Reading is merely a surrogate for yourself; it means letting someone else direct your thoughts. Many books, moreover, serve merely to show you how many ways there are of being wrong, and how far astray you yourself would go if you followed their guidance. You should read only when your ow thoughts dry up which will of course happen frequently enough even to the best heads; but to banish your own thoughts so as to take up a book is a sin against the holy ghost; it is like deserting a untrammeled nature to look at a herbarium or engravings of landscapes…If anyone spends almost the whole day reading…he gradually loses the capacity for thinking…This is the case with many learned persons; they have read themselves stupid.

Arthur Schopenhauer, ‘On Thinking for Yourself‘, from Essays and Aphorisms, translated and selected by R. J. Hollingdale.

Thoughts about Thinking

‘The average student is unable to study from a book, unless the book is dealt out to him in small sections. In order to become proficient in mathematics, or in any other subject, he must realize that most topics involve only a small number of basic ideas, which, once grasped, give easy access to the mass of details with which they are inevitably surrounded. Reading a book, or a paper of any length, should not mean crawling along its outer circumference, but, by whatever method one finds best suited to his own temperament, aiming straight at the centre, from which the clearest view may be found of the whole panorama.’

André Weil, The Mathematics Curriculum, Collected Papers vol II.

‘It may sometimes happen that a truth, an insight, which you have slowly and laboriously puzzled out by thinking for yourself could easily have been found already written in a book; but it is a hundred times more valuable if you have arrived at it by thinking for yourself. For only then will it enter your thought-system as an integral part and living member, be perfectly and firmly consistent with it and in accord with all its other consequences and conclusions, bear the hue, colour and stamp of your whole manner of thinking, and have arrived at just the moment it was needed; it will thus stand firmly and forever lodged in your mind. ‘

‘For the man who thinks for himself becomes acquainted with the authorities on his opinions only after he has acquired them and merely as confirmation of them, while the book-philosopher starts with his authorities, in that he constructs his opinions by collecting together the opinions of others: his mind then compares with that of the former as an automaton compares with a living man.’

Arthur Schopenhauer, On Thinking for Yourself, translated by J. R. Hollingdale.

‘I never am really satisfied that I understand anything; because, understand it well as I may, my comprehension can only be an infinitesimal fraction of all I want to understand about the many connections and relations which occur to me, how the matter in question was first thought of or arrived at, etc.’

Ada Lovelace (apparently as quoted in Harry Henderson’s Modern Mathematicians).

Tout mouvement nous descouvre

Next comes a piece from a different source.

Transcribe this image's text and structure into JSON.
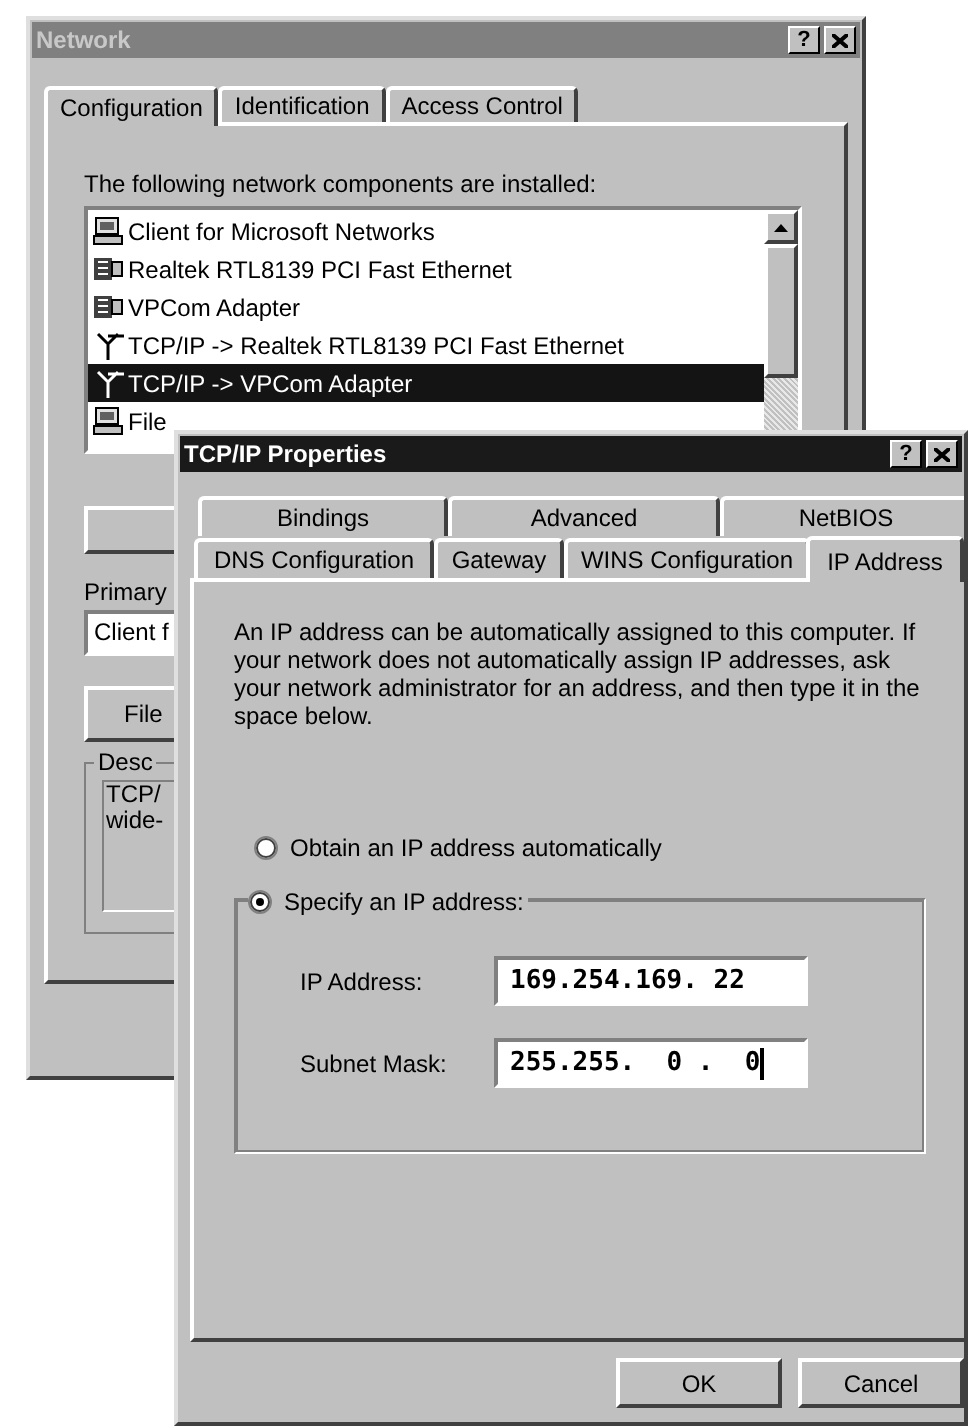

‘All motion discovers us: the very same soul of Caesar, that made itself
so conspicuous in marshalling and commanding the battle of Pharsalia, was
also seen as solicitous and busy in the softer affairs of love and
leisure. A man makes a judgment of a horse, not only by seeing him when
he is showing off his paces, but by his very walk, nay, and by seeing him
stand in the stable.’

Montaigne, Of Democritus and Heraclitus, translated by Charles Cotton.

‘It is a wonderful thing how the individuality of every man (i.e. a certain particular character with a certain particular intellect) minutely determines his every thought and action and like penetrative dye permeates even the most insignificant part of them, so that the entire life-course, i.e. the inner and outer history, of each one differs fundamentally from that of all the others. As a botanist can recognize the whole plant from one leaf, as Cuvier can construct the whole animal from one bone, so an accurate knowledge of a man’s character can be arrived at from a single characteristic action; and that is true even when this action involves some trifle – indeed this is often better for the purpose, for with important things people are on their guard, while with trifles they follow their own nature without much reflection.’

Arthur Schopenhauer, On Ethics, translated by R. J. Hollingdale.